In any event, his beyond-belief performance was brought to the attention of the SEC and other agencies by at least two people acting independently. One wasa hedge fund manager named Michael Berger, who was himself apprehended for concealing losses from investors in Manhattan Investment Fund.
In an attempt to get leniency from the government, Berger in early 2000 offered the SEC, the FBI, and the U.S. Attorney’s office information about Madoff and other dubious ventures. He told me and other journalists about this. In 2001 and 2002 several articles appeared in the press expressing doubts about various aspects of the Madoff operation.

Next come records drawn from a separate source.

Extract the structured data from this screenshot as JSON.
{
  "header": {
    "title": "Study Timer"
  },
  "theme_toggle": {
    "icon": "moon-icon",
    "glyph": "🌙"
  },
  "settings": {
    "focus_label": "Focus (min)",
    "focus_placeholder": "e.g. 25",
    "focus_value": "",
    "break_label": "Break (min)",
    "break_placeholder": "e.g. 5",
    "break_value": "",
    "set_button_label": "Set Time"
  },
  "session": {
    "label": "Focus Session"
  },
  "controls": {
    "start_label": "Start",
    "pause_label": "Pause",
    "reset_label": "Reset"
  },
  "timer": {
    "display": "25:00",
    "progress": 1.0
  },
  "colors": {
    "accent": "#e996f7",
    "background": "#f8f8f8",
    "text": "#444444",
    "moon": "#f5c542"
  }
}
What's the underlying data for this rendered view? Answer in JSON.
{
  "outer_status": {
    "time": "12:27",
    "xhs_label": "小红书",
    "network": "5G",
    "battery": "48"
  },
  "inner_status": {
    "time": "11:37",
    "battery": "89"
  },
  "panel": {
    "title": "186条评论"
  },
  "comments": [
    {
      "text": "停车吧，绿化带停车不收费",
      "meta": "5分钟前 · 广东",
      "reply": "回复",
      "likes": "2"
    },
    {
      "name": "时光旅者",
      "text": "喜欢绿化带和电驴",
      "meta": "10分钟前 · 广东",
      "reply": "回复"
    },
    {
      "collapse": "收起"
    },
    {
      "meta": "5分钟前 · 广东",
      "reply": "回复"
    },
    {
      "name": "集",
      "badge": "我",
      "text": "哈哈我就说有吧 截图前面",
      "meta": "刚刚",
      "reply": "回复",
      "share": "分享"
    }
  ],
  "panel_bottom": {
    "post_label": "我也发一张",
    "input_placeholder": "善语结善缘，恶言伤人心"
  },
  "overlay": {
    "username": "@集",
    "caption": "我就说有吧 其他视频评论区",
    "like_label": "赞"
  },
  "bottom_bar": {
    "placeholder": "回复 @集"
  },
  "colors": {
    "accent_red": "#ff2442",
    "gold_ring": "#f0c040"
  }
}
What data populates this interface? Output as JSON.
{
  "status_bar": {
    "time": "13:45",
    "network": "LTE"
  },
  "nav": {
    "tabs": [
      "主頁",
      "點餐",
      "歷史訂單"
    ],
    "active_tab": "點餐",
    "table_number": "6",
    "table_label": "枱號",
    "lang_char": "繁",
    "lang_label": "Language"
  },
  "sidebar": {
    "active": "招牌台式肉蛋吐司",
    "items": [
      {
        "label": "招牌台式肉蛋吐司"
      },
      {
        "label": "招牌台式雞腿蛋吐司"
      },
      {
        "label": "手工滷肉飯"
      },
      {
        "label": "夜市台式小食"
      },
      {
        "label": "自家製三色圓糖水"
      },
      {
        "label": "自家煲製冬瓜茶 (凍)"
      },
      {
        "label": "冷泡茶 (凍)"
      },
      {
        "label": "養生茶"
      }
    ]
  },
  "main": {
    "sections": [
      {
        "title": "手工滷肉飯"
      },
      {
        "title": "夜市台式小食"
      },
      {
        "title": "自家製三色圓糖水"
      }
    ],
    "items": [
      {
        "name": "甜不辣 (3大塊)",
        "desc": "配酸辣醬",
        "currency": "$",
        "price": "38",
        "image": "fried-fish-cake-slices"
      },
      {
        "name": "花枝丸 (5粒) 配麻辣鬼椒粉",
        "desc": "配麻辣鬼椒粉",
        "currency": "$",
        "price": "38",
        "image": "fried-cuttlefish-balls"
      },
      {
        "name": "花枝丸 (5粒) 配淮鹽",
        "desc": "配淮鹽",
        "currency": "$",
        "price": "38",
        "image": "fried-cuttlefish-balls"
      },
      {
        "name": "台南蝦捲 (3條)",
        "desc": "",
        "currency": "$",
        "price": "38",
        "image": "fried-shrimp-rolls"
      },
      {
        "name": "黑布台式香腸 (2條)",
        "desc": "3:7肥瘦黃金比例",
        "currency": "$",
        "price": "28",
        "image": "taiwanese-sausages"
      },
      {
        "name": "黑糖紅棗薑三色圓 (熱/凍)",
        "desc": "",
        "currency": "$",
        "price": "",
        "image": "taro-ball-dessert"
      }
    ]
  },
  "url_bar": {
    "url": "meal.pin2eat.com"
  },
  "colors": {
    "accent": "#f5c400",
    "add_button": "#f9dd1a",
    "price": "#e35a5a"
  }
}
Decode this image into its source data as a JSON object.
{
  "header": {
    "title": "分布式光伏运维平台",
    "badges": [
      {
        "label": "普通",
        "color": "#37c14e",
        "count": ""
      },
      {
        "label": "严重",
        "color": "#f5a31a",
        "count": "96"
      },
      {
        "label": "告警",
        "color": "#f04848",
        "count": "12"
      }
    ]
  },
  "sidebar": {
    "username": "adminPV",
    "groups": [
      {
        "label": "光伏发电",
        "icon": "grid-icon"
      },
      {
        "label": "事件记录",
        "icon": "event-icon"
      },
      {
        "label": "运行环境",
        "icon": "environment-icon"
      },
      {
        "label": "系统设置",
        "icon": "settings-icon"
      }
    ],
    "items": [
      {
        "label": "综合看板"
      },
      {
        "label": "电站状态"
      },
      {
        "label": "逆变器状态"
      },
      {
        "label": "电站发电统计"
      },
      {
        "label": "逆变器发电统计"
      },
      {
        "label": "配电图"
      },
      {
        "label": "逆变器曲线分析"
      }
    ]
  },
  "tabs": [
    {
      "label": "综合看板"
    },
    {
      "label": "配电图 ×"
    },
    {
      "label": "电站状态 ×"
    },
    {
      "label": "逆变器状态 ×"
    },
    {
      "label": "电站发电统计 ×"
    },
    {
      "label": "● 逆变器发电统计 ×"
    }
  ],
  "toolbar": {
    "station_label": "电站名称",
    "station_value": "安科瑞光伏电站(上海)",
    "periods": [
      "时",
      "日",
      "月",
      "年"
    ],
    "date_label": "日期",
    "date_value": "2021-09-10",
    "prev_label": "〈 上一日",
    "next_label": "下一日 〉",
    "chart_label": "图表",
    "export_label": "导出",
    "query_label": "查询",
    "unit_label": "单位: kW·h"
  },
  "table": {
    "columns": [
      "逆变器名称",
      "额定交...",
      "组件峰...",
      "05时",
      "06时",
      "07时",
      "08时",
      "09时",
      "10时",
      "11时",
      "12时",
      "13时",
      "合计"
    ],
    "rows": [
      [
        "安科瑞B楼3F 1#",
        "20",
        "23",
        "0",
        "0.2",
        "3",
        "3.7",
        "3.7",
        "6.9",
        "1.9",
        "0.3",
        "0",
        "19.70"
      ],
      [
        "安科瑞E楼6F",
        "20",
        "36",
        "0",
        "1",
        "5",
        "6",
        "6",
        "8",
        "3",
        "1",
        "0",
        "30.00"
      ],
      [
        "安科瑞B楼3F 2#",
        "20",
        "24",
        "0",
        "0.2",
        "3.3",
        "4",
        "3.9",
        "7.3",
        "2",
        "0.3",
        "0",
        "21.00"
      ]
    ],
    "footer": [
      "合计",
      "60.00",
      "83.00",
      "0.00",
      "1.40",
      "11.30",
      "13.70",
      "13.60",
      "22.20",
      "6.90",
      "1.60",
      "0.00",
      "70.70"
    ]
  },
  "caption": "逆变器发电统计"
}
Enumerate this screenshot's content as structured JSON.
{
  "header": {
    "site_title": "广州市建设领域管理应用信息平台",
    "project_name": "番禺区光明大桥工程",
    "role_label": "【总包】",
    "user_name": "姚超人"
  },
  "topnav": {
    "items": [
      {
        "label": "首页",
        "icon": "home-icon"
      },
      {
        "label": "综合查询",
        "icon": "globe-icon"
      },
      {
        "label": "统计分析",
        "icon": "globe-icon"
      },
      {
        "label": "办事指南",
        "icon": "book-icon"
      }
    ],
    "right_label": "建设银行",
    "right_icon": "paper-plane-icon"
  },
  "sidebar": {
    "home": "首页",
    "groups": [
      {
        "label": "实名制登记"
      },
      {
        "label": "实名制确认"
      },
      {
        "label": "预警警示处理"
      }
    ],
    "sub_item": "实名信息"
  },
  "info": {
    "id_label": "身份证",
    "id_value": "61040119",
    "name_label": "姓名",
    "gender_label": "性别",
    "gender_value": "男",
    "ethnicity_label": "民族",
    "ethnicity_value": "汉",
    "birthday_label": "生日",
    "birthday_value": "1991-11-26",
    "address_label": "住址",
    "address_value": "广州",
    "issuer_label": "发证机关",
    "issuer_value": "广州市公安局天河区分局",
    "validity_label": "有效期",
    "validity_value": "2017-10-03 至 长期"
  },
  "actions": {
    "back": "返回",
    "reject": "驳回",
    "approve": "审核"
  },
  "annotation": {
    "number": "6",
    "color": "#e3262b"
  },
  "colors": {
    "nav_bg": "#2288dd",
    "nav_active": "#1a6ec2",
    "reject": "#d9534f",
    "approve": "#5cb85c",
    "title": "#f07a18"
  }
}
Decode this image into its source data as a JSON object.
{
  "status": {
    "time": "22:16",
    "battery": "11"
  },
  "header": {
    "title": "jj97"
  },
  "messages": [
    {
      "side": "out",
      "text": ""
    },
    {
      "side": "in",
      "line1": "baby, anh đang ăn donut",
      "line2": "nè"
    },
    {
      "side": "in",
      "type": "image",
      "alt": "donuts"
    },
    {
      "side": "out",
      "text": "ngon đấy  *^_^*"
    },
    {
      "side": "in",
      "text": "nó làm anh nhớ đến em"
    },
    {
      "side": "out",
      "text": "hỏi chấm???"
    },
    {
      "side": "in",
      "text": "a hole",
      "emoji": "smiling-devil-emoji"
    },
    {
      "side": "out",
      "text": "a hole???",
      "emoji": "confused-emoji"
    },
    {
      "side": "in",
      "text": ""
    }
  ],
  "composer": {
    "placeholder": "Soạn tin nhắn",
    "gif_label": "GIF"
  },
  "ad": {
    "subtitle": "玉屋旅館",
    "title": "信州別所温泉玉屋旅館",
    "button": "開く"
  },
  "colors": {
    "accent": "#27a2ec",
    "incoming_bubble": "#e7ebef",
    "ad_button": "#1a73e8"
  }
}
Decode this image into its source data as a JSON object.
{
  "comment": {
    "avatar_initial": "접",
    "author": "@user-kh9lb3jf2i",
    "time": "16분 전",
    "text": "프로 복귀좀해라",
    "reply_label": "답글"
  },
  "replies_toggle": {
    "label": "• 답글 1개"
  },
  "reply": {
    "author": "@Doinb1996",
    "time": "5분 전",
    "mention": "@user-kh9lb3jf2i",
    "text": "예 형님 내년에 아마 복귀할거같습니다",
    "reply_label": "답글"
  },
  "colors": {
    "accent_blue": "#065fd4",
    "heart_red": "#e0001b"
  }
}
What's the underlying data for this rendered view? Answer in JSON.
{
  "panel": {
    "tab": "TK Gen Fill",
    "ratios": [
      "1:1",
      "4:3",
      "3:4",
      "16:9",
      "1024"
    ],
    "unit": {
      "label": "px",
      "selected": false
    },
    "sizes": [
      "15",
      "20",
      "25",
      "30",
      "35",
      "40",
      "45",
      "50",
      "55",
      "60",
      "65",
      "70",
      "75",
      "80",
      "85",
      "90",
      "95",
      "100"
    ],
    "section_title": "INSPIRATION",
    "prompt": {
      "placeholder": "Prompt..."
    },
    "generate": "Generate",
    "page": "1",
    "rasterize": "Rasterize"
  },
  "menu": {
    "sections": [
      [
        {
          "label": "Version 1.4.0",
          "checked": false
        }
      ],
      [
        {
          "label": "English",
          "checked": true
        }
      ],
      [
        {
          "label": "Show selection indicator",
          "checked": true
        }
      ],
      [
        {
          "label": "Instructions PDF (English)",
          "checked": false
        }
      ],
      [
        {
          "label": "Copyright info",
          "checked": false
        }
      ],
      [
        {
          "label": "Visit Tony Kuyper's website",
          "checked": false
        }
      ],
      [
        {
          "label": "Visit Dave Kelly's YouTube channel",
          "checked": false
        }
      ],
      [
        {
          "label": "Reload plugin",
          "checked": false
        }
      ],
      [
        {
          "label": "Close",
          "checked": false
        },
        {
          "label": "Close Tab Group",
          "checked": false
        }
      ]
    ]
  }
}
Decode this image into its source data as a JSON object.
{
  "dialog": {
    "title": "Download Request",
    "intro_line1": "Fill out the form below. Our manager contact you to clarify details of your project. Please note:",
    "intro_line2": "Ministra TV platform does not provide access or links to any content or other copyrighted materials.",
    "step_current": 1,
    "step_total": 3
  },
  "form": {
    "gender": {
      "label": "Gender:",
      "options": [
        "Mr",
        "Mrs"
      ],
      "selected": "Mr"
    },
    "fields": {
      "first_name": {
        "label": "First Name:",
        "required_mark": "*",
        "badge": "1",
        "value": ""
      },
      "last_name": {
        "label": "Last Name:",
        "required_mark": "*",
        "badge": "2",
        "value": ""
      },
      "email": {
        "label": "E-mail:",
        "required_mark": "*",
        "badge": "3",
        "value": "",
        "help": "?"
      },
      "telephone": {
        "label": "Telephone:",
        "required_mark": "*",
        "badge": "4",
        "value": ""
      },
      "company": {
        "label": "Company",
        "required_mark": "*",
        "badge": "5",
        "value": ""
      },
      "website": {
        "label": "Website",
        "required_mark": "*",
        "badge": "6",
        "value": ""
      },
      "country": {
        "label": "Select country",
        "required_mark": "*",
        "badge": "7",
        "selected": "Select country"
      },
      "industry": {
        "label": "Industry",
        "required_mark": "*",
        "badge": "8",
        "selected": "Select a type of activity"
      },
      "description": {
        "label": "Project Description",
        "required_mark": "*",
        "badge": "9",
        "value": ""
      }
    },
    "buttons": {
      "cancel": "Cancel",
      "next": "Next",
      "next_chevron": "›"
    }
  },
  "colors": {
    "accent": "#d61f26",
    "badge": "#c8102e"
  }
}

Authorities had already heard about the matter from Harry Markopoulos, an analyst and trader frustrated because he failed to achieve the robust returns Madoff reported. Markopoulos used quantitative analysis to demonstrate that Madoff could not make the returns he claimed with the derivatives trading strategy he said he used. Starting in 1999 Markopoulos repeatedly discussed the matter with government officials and even submitted a report documenting his case.
The SEC investigated Madoff Securities several times. The examiners found minor violations of a technical sort but no big problem. Madoff paid a fee, fulfilled a requirement to register as an investment adviser, and was allowed to go on his way.
People who invested their own or their clients’ money with Madoff saw the press reports and heard about the SEC examinations. For instance, a Swiss bank that channeled capital to him had concerns, but according to an internal letter the executives “found comfort” that the brokerage was subject to routine audits by the SEC and FINRA, a nongovernment industry regulator.
Regulators discovered no fraud after repeated complaints and inspections. That reassured investors and aided Madoff’s game, which was officially recognized only after he confessed in December 2008—after, possibly, decades of cheating.
The Usual Fiasco
This regulatory fiasco is not unique. Berger had a similar pattern, as I show in the Winter 2009 issue of The Independent Review. Berger was able to hoodwink investors, accountants, and auditors for three years partly because an SEC-regulated broker-dealer backed him up.
These government failures are not due to lack of regulatory laws, authority, or personnel, despite an understandable campaign to make it look that way. SEC examiners had every authority to look into any aspect of the Madoffoperation. Markopoulos, the analyst, offered his services to the government to help uncover Madoff’s fraud. IfSEC staff lacked the skills, they could have employed Markopoulos or another consultant.
Some argue that the United States needs a unified, stronger financial regulator to prevent such occurrences. Yet major frauds happen in countries such as France, where the regulator is as powerful as can be. Levitt complains that the SEC does not have enough resources. Yet it appears that plenty of resources were in fact spent on the Madoff matter.
The truth is that government agents are subject to the same cognitive weaknesses and biases as market agents and make the same mistakes. Madoff’s investors took their cue from one another—as did people in other schemes. Government agents joined in the herding behavior and encouraged the delusion by exonerating Madoff of serious accusations.
Reducing the incidence of fraud requires investors to be more skeptical and alert to early signs of trickery. It requires better awareness of the mental biases we all have, which make people easy marks to smart manipulators. But the popular image of government bureaucrats as wise guardians taking care of the rest of us creates a false sense of security—a cognitive hazard that makes investors more vulnerable.